On August 11, the Panama Canal Authority (ACP) breathed a sigh of relief when the main contractor for the New Third Set of Locks Project, Grupo Unidos por el Canal, reached an agreement with the National Union of Workers of Construction and Similar Industries that supersedes a strike call which would have halted work on the new locks’ construction site.
The expansion of the 101-year-old Canal is creating a new lane of traffic through the construction of a new set of locks, doubling the waterway’s capacity. When this new lane opens, sometime in the spring of 2016, so-called “Post-Panamax” vessels will be able to travel through the Atlantic-Pacific connector with up to 13,000 containers, versus the current 5,000-container limit.
As of late July, the massive $5.25 billion Canal expansion project had reached 94% completion, according to DredgingToday.com. The new lane’s 16 gates have been inserted into 22-story locksets, which have been flooded for testing purposes. Water flow through the structure’s calverts and chambers will be controlled by 152 valves. One of three dams on the north end of the Pacific side of the new lane has been completed. And construction continues on 32 buildings whose concrete volume exceeds 400 cubic meters, that will allow for 7% less water usage than the current locks.
The waterway and Gatun Lake have also been dredged to accommodate larger ships.
This expansion is reportedly spurring construction in port cities along the Atlantic and Pacific oceans, in anticipation of larger ships and more business coming their way. The Canal Authority also expects to lure new businesses with its wider, deeper waterway. In January for example, ACP signed a cooperation agreement with the Port of Lake Charles in Louisiana for the purpose of attracting new customers from the liquefied natural gas industry, whose vessels’ beam dimensions had prevented them from using the Canal in the past.

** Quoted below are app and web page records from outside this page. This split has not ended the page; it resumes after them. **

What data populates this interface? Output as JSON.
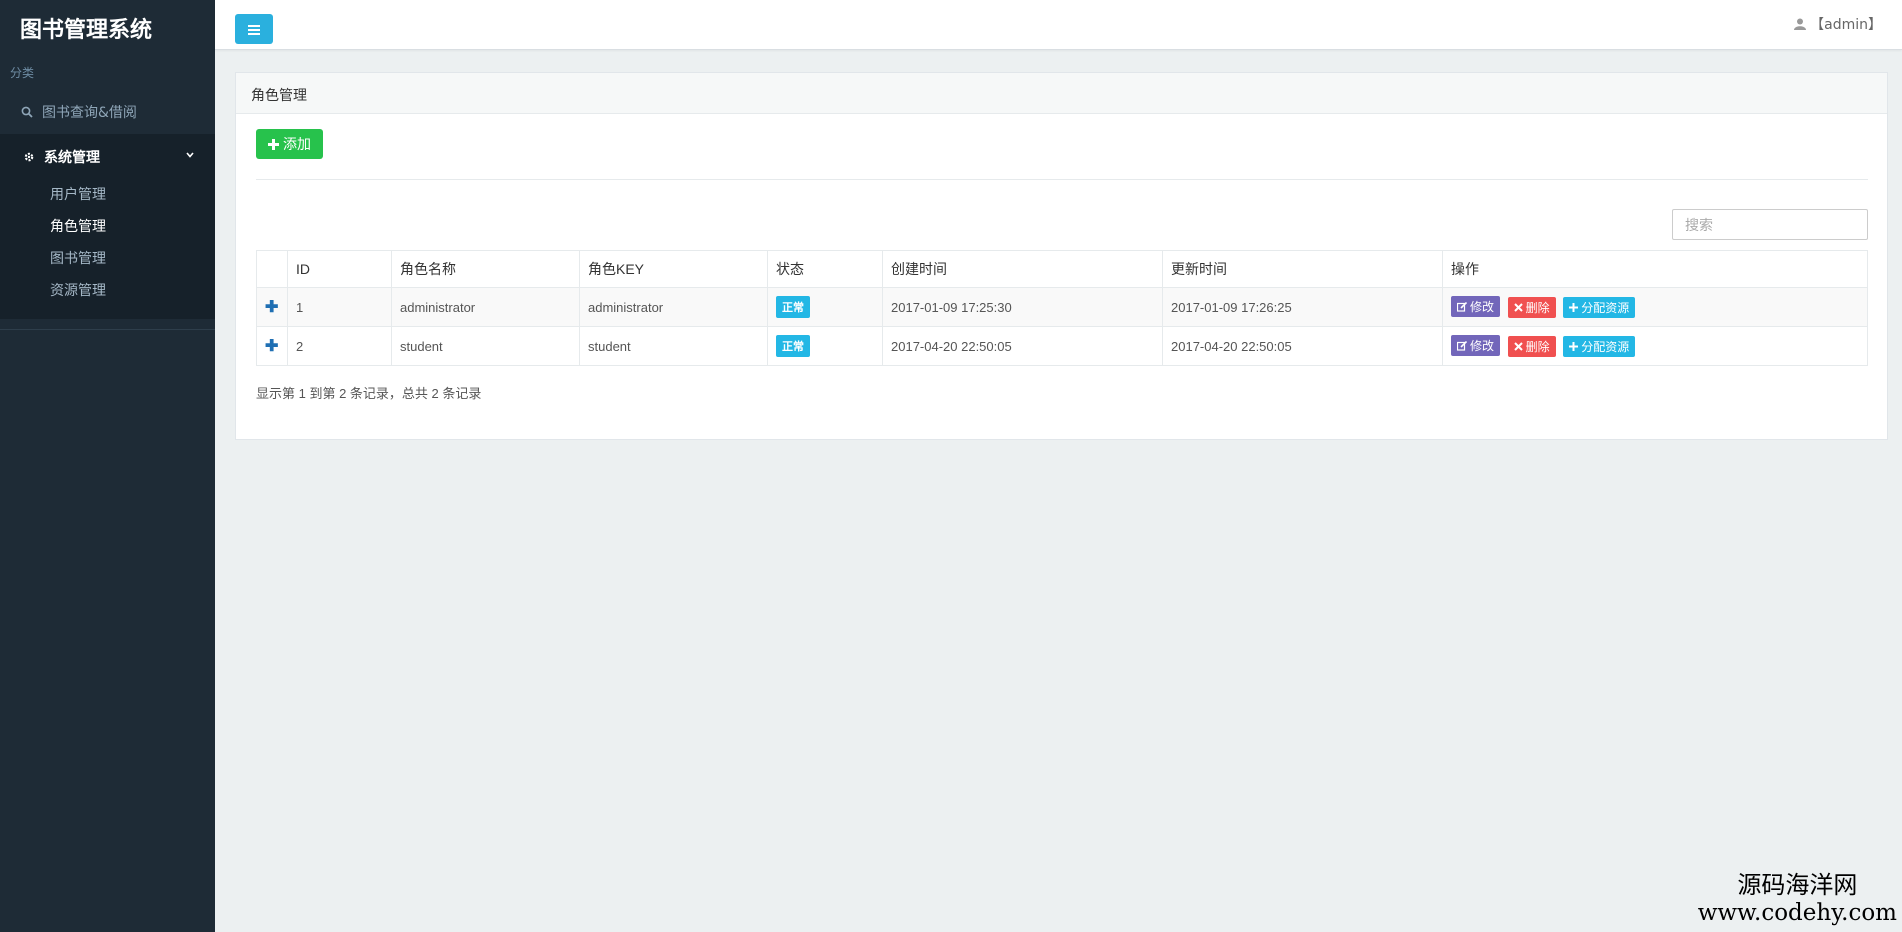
{
  "app": {
    "title": "图书管理系统"
  },
  "sidebar": {
    "section_label": "分类",
    "items": [
      {
        "label": "图书查询&借阅",
        "icon": "search-icon"
      }
    ],
    "group": {
      "label": "系统管理",
      "icon": "gear-icon",
      "expanded": true,
      "children": [
        {
          "label": "用户管理",
          "active": false
        },
        {
          "label": "角色管理",
          "active": true
        },
        {
          "label": "图书管理",
          "active": false
        },
        {
          "label": "资源管理",
          "active": false
        }
      ]
    }
  },
  "topbar": {
    "user_label": "【admin】",
    "user_icon": "user-icon",
    "menu_icon": "hamburger-menu-icon"
  },
  "panel": {
    "title": "角色管理",
    "add_label": "添加",
    "search_placeholder": "搜索",
    "table": {
      "headers": [
        "",
        "ID",
        "角色名称",
        "角色KEY",
        "状态",
        "创建时间",
        "更新时间",
        "操作"
      ],
      "rows": [
        {
          "id": "1",
          "name": "administrator",
          "key": "administrator",
          "status": "正常",
          "created": "2017-01-09 17:25:30",
          "updated": "2017-01-09 17:26:25"
        },
        {
          "id": "2",
          "name": "student",
          "key": "student",
          "status": "正常",
          "created": "2017-04-20 22:50:05",
          "updated": "2017-04-20 22:50:05"
        }
      ],
      "actions": {
        "edit": "修改",
        "delete": "删除",
        "assign": "分配资源"
      }
    },
    "summary": "显示第 1 到第 2 条记录，总共 2 条记录"
  },
  "watermark": {
    "line1": "源码海洋网",
    "line2": "www.codehy.com"
  },
  "colors": {
    "sidebar_bg": "#1e2b36",
    "accent": "#2ab0de",
    "success": "#27c24c",
    "edit": "#7266ba",
    "danger": "#f05050",
    "info": "#23b7e5"
  }
}
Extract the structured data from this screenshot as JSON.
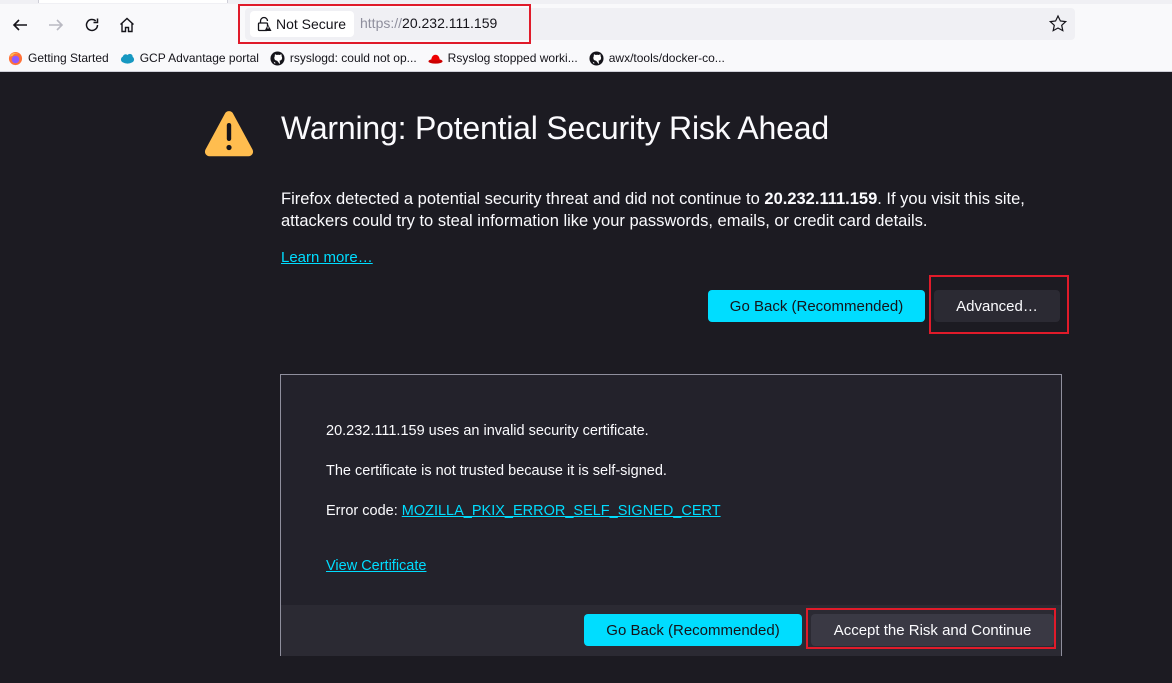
{
  "browser": {
    "nav": {
      "back_icon": "arrow-left-icon",
      "forward_icon": "arrow-right-icon",
      "reload_icon": "reload-icon",
      "home_icon": "home-icon"
    },
    "identity": {
      "icon": "broken-lock-warning-icon",
      "label": "Not Secure"
    },
    "url": {
      "scheme": "https://",
      "host": "20.232.111.159"
    },
    "bookmark_star_icon": "star-icon",
    "bookmarks": [
      {
        "icon": "firefox-icon",
        "label": "Getting Started"
      },
      {
        "icon": "salesforce-cloud-icon",
        "label": "GCP Advantage portal"
      },
      {
        "icon": "github-icon",
        "label": "rsyslogd: could not op..."
      },
      {
        "icon": "redhat-icon",
        "label": "Rsyslog stopped worki..."
      },
      {
        "icon": "github-icon",
        "label": "awx/tools/docker-co..."
      }
    ]
  },
  "page": {
    "warning_icon": "warning-triangle-icon",
    "title": "Warning: Potential Security Risk Ahead",
    "intro_before": "Firefox detected a potential security threat and did not continue to ",
    "intro_host": "20.232.111.159",
    "intro_after": ". If you visit this site, attackers could try to steal information like your passwords, emails, or credit card details.",
    "learn_more": "Learn more…",
    "go_back_label": "Go Back (Recommended)",
    "advanced_label": "Advanced…",
    "advanced_panel": {
      "line1": "20.232.111.159 uses an invalid security certificate.",
      "line2": "The certificate is not trusted because it is self-signed.",
      "error_prefix": "Error code: ",
      "error_code": "MOZILLA_PKIX_ERROR_SELF_SIGNED_CERT",
      "view_certificate": "View Certificate",
      "go_back_label": "Go Back (Recommended)",
      "accept_label": "Accept the Risk and Continue"
    }
  },
  "colors": {
    "accent": "#00ddff",
    "page_bg": "#1c1b22",
    "panel_bg": "#23222b",
    "warning": "#ffbd4f",
    "highlight": "#e01b2a"
  }
}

This expansion project, which has been ongoing for seven years, might not be the last word on the Canal’s growth, either. ACP reportedly is considering a $17 billion proposal from Harbour Engineering Company Ltd., a subsidiary of state-owned China Communications Construction Co Ltd., for a fourth set of locks big enough to handle ships with 18,000 to 20,000 containers.